and tribute exacted from all the provinces of the South. The relation of the viceroy alty

to the Ninevite power was no longer ambiguous.

Nine years later the country was again--and this time wantonly-invaded by the Assyrians.

The object seems to have been mere spoliation. The viceroy met his antagonist in the

field, and was twice disastrously defeated. He was obliged to make an absolute submission.

Babylon fell to the rank of a provincial city, subject to a heavy tribute. For more than

fifty years this state of miserable subjection continued. Not until the disturbed reign of

Asshur-Dayan III, B.C. 770, did a revival take place in the fortunes of Babylonia. PUL was

now the provincial governor. Taking advantage of the troubles in Assyria, he organized an

army, overran Lower Mesopotamia, made a successful campaign into the upper valley of the

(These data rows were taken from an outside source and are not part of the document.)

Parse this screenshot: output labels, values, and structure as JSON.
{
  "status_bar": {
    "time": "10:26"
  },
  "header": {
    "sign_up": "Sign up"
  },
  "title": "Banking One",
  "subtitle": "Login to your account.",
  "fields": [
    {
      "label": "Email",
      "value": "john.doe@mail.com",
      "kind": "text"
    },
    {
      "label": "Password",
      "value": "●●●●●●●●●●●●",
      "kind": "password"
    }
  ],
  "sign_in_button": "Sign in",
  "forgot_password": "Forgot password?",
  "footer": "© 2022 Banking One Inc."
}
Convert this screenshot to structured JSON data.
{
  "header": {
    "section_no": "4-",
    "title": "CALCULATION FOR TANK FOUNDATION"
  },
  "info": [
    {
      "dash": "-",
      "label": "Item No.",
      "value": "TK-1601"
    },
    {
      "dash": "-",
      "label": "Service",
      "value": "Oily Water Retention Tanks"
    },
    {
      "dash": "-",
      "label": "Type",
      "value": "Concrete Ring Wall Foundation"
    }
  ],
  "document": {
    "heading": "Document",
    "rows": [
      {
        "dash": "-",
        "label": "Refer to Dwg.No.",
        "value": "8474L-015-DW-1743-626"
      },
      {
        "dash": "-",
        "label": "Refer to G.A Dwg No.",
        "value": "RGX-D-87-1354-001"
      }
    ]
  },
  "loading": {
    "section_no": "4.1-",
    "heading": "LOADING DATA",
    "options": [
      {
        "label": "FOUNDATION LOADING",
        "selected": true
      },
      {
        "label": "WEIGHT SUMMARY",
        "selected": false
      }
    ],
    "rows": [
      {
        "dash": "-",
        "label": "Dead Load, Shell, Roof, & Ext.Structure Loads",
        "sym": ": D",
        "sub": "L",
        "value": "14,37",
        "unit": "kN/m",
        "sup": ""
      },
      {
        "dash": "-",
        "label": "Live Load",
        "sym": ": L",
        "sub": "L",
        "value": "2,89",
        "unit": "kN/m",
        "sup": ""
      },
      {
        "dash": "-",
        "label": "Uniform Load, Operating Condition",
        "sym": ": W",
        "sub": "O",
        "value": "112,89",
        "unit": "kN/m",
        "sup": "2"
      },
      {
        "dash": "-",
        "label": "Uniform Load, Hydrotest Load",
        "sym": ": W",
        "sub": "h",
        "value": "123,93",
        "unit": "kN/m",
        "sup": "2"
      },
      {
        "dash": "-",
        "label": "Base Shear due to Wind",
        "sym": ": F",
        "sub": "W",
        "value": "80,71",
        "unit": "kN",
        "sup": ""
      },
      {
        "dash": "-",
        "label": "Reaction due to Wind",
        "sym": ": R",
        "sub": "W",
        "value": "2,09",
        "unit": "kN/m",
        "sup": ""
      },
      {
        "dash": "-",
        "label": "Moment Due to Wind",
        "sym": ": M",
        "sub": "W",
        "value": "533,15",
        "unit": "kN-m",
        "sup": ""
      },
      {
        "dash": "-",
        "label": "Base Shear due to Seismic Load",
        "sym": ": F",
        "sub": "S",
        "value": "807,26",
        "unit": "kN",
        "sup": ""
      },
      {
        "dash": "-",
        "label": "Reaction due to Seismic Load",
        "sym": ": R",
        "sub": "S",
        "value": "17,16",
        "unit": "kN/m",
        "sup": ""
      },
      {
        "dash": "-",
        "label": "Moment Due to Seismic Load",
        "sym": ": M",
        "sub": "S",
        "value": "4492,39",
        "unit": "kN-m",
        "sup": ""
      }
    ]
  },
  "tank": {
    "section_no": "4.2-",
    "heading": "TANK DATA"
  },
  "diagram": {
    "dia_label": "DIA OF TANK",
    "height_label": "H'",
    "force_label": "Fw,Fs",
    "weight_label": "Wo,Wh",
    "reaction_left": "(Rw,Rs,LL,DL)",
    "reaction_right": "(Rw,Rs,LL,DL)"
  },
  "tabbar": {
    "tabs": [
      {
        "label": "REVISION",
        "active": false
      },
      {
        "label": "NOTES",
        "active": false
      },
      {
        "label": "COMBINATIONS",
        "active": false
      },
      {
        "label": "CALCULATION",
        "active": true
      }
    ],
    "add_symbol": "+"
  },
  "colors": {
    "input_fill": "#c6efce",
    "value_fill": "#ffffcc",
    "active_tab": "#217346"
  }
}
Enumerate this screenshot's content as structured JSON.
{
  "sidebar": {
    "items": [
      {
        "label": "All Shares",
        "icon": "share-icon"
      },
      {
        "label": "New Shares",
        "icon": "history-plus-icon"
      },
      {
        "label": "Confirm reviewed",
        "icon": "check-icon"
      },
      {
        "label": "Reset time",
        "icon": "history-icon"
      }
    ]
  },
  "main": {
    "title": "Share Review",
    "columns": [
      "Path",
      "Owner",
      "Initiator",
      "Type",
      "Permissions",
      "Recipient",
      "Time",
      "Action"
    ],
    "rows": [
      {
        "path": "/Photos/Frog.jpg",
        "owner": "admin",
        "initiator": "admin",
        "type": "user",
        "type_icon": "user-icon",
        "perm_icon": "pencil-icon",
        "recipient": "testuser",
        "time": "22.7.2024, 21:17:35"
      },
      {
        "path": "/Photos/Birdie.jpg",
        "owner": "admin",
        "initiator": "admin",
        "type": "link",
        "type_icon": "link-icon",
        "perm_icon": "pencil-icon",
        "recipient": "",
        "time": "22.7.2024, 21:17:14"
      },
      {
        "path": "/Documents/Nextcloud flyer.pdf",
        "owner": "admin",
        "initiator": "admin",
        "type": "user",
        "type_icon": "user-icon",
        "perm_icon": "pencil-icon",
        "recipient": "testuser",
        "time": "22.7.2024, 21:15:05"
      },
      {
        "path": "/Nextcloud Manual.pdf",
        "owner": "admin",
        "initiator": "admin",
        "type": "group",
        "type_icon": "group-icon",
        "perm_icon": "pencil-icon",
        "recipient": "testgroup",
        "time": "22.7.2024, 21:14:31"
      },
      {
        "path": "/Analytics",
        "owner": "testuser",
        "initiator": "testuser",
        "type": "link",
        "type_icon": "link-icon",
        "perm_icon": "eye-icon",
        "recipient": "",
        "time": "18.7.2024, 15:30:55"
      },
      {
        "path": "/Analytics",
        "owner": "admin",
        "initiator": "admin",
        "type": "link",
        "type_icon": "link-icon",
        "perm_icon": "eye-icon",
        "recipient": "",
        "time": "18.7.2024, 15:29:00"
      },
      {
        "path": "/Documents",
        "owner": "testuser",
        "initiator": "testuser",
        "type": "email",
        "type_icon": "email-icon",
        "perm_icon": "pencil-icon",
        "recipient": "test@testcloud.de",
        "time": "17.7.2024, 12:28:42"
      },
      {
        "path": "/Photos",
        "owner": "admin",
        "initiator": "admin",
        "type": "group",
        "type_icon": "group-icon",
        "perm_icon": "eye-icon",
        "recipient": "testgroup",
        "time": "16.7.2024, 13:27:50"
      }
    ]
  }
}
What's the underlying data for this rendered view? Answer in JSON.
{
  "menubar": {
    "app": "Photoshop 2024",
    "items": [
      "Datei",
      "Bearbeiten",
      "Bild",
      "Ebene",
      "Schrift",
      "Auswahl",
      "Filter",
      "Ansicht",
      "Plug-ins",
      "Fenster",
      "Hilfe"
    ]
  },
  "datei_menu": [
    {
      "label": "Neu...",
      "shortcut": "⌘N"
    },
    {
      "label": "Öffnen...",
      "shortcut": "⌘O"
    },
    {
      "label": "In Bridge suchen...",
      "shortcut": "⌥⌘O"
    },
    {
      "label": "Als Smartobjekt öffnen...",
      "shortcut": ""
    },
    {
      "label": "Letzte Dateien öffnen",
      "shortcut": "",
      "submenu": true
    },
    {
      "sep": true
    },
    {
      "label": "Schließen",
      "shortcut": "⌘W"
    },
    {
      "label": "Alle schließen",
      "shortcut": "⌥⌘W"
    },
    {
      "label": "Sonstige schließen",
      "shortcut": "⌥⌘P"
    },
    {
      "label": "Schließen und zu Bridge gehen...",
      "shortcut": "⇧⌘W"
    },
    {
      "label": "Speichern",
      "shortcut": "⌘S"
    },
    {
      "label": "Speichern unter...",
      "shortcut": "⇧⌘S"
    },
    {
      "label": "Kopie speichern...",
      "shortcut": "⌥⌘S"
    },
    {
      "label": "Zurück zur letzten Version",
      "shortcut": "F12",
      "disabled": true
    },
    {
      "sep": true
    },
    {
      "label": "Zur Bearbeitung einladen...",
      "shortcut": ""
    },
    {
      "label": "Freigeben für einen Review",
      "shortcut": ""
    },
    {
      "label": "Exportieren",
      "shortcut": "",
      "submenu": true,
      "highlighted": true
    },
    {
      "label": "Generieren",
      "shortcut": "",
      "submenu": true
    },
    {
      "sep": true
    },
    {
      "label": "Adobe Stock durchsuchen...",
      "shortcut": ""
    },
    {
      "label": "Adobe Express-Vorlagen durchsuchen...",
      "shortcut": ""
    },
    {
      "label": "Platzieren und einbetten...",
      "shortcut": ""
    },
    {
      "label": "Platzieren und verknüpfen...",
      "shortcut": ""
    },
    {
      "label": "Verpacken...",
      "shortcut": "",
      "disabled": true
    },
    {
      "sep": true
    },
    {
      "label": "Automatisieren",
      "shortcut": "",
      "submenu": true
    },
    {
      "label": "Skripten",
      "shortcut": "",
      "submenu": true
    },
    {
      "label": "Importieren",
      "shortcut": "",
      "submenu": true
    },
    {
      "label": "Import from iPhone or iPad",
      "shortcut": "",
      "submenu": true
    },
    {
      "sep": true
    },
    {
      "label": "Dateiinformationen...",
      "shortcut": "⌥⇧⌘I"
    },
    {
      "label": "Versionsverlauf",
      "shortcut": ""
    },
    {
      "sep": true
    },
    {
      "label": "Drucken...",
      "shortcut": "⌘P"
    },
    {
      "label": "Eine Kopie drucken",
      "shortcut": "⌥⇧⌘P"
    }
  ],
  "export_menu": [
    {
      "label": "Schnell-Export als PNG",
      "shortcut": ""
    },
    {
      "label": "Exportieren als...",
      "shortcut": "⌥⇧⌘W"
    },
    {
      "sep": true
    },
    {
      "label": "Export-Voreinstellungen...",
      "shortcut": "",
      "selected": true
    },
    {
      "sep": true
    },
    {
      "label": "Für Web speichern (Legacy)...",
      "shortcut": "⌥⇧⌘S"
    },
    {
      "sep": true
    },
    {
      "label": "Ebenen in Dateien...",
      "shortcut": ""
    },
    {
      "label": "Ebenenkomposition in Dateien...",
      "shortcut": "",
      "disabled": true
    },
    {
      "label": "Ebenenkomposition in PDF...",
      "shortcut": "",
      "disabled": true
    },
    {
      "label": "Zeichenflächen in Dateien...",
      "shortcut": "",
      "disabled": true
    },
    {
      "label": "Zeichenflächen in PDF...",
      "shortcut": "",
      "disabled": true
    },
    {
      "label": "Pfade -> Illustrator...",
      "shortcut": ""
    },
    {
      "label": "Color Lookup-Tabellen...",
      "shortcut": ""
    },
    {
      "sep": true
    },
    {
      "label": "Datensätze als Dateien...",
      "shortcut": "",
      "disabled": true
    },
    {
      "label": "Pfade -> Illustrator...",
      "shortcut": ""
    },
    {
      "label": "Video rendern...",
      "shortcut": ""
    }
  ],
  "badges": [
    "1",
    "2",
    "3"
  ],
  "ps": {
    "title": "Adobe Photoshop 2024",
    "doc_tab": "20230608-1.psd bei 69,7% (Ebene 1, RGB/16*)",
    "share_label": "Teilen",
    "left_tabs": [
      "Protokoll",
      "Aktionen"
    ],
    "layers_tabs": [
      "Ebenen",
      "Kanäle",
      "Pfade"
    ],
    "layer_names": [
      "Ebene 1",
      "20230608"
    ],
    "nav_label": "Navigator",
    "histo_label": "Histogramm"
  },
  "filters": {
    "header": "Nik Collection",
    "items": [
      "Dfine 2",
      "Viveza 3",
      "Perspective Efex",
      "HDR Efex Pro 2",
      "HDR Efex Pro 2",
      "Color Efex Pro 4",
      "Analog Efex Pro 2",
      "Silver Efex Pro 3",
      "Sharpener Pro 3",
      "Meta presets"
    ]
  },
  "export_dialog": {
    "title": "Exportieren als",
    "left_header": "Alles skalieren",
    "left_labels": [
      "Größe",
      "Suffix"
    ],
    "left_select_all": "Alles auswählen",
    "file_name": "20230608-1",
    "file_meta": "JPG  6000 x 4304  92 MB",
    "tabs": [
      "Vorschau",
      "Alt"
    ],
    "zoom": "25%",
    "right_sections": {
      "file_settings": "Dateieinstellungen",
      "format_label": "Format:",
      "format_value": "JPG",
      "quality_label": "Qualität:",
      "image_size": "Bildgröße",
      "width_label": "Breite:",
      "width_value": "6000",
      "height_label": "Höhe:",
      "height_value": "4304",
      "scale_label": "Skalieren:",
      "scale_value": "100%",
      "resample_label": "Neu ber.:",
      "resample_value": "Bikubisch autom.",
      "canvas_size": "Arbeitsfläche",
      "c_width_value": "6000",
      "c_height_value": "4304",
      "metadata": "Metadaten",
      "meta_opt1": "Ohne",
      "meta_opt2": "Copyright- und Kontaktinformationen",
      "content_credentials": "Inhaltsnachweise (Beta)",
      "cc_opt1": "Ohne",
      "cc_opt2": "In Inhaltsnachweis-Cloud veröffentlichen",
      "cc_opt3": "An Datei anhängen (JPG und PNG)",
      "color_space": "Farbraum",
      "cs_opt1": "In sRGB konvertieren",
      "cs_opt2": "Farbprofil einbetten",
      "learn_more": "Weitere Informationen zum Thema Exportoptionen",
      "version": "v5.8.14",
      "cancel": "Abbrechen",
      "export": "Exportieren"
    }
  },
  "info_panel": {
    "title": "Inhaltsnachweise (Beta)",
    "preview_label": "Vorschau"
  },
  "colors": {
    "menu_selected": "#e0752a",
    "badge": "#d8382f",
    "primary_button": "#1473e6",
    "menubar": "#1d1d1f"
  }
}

Euphrates, and carried his victorious arms without serious opposition into Syria and even

Palestine. These bold movements on the part of Pul cleared the ground for the still more

marked successes which were to follow. In 747 B. C., NABONASSAR became ruler

of Babylonia. He is generally regarded as the first king of the Later Empire. Certain it

is that by him Babylonian independence was for a time reestablished. The ambition of

this monarch, however, seems to have extended no further than Babylonia proper. The other

dependent provinces of the South were left to go their ways. Several of them succeeded for

a season in throwing off the yoke and reaching up towards sovereignty. Thus did Yakin,

chief of one of the coast provinces. Thus also did Nadina and Zakiru, two other local

rulers in the northern part of Lower Mesopotamia. Babylonia under Nabonassar was thus

restricted to her narrowest limits. Nevertheless, the kingdom was so completely

established as to constitute the beginning of a new era, from which are dated the

subsequent events in the history of the Empire.

It does not appear that the rather easy- going Tiglath-Pileser II, king of Assyria, was

much disturbed by Nabonassar's assumption of sovereignty. In the early part of his reign

he made an invasion of Chaldaea, but his object seems to have been merely to humble

Merodach-Baladan-son and successor of Yakin, mentioned above--who was trying to maintain

local independence. Pileserdoes not seem to have troubled himself with the more important

work of humbling Nabonassar, who was, perhaps, too large game for the king's quiver. All

of this inured greatly to the bertefit of the Babylonian, who witnessed with delight the

subjugation of the petty, rebellious princes of his own neighborhood by the*Assyrians. It

saved himself the trouble of making war upon the insurrectionists within his own borders.

That which humbled them gave him strength. The broken-down provinces of the South

naturally looked to him as a leader and protector, since he only seemed able to stand

without alarm in the presence of the majesty of Assyria. The reign of Nabonassar extended


I It should not be forgotten in this connection that Nabonassar took care to have

destroyed the records of his predecessor in order to make sure his own place in history as

the founder of a dynasty.